Available records Start Marker

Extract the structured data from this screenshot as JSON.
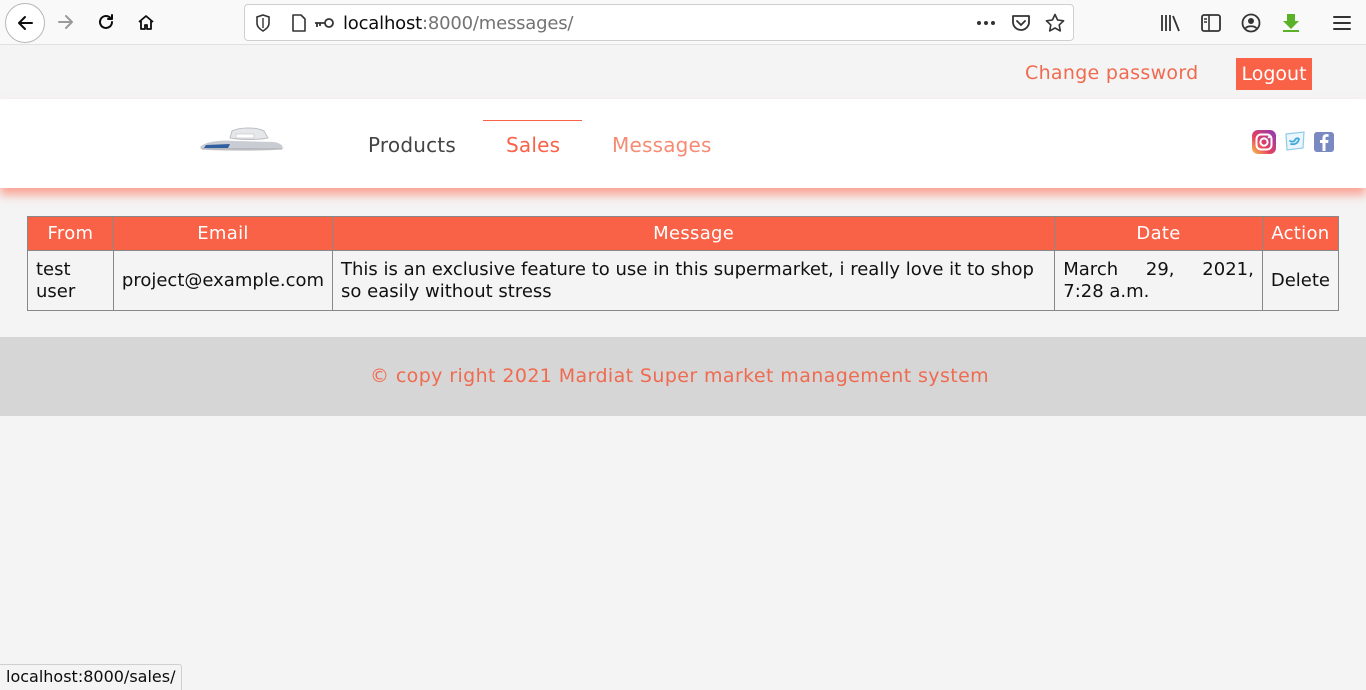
{
  "browser": {
    "url_host": "localhost",
    "url_path": ":8000/messages/",
    "status_url": "localhost:8000/sales/"
  },
  "topbar": {
    "change_password": "Change password",
    "logout": "Logout"
  },
  "nav": {
    "items": [
      {
        "label": "Products"
      },
      {
        "label": "Sales"
      },
      {
        "label": "Messages"
      }
    ]
  },
  "table": {
    "headers": [
      "From",
      "Email",
      "Message",
      "Date",
      "Action"
    ],
    "rows": [
      {
        "from": "test user",
        "email": "project@example.com",
        "message": "This is an exclusive feature to use in this supermarket, i really love it to shop so easily without stress",
        "date": "March 29, 2021, 7:28 a.m.",
        "action": "Delete"
      }
    ]
  },
  "footer": {
    "text": "© copy right 2021 Mardiat Super market management system"
  },
  "colors": {
    "accent": "#f96247",
    "link": "#f06a4f"
  },
  "icons": [
    "back-icon",
    "forward-icon",
    "reload-icon",
    "home-icon",
    "shield-icon",
    "page-icon",
    "key-icon",
    "more-icon",
    "pocket-icon",
    "star-icon",
    "library-icon",
    "sidebar-icon",
    "account-icon",
    "download-icon",
    "menu-icon",
    "instagram-icon",
    "twitter-icon",
    "facebook-icon"
  ]
}
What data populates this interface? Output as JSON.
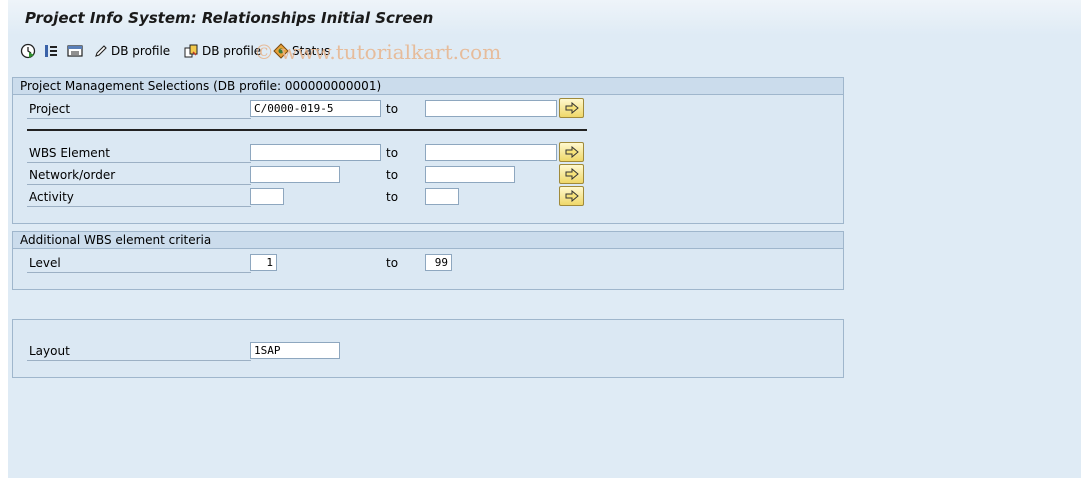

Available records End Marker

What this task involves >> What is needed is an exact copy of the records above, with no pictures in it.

Response for this exercise >>
Extract the structured data from this screenshot as JSON.
{
  "browser": {
    "url_host": "localhost",
    "url_path": ":8000/messages/",
    "status_url": "localhost:8000/sales/"
  },
  "topbar": {
    "change_password": "Change password",
    "logout": "Logout"
  },
  "nav": {
    "items": [
      {
        "label": "Products"
      },
      {
        "label": "Sales"
      },
      {
        "label": "Messages"
      }
    ]
  },
  "table": {
    "headers": [
      "From",
      "Email",
      "Message",
      "Date",
      "Action"
    ],
    "rows": [
      {
        "from": "test user",
        "email": "project@example.com",
        "message": "This is an exclusive feature to use in this supermarket, i really love it to shop so easily without stress",
        "date": "March 29, 2021, 7:28 a.m.",
        "action": "Delete"
      }
    ]
  },
  "footer": {
    "text": "© copy right 2021 Mardiat Super market management system"
  },
  "colors": {
    "accent": "#f96247",
    "link": "#f06a4f"
  },
  "icons": [
    "back-icon",
    "forward-icon",
    "reload-icon",
    "home-icon",
    "shield-icon",
    "page-icon",
    "key-icon",
    "more-icon",
    "pocket-icon",
    "star-icon",
    "library-icon",
    "sidebar-icon",
    "account-icon",
    "download-icon",
    "menu-icon",
    "instagram-icon",
    "twitter-icon",
    "facebook-icon"
  ]
}
What data populates this interface? Output as JSON.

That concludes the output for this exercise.